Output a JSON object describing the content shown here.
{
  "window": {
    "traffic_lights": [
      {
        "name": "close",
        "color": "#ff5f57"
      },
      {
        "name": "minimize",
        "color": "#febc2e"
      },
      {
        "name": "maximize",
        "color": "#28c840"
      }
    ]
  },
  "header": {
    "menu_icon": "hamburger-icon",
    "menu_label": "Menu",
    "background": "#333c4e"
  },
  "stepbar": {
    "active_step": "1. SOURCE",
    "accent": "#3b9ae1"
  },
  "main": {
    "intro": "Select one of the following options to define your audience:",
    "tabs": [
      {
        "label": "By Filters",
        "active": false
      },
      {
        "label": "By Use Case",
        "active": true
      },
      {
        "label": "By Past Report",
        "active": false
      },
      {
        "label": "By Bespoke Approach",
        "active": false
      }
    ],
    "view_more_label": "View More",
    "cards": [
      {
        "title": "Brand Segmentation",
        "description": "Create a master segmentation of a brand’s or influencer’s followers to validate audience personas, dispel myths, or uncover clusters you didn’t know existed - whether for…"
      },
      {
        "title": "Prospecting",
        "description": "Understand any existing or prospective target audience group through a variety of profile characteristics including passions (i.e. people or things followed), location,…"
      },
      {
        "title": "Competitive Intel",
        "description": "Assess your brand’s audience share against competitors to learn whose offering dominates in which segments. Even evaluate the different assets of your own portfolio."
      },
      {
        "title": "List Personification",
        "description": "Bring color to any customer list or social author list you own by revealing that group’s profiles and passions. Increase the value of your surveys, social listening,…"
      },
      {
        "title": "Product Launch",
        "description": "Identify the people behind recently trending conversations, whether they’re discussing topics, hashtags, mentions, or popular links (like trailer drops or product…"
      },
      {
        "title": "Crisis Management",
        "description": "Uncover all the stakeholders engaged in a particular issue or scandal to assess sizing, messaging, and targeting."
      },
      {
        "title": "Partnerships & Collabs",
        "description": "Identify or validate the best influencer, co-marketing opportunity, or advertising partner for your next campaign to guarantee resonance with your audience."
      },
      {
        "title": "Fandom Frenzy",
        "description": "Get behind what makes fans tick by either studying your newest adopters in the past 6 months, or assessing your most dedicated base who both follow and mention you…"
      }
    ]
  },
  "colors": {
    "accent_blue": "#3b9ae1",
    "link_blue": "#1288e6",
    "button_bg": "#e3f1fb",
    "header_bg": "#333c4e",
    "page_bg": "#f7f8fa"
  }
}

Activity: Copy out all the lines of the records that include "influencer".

Reply:
        "description": "Create a master segmentation of a brand’s or influencer’s followers to validate audience personas, dispel myths, or uncover clusters you didn’t know existed - whether for…"
        "description": "Identify or validate the best influencer, co-marketing opportunity, or advertising partner for your next campaign to guarantee resonance with your audience."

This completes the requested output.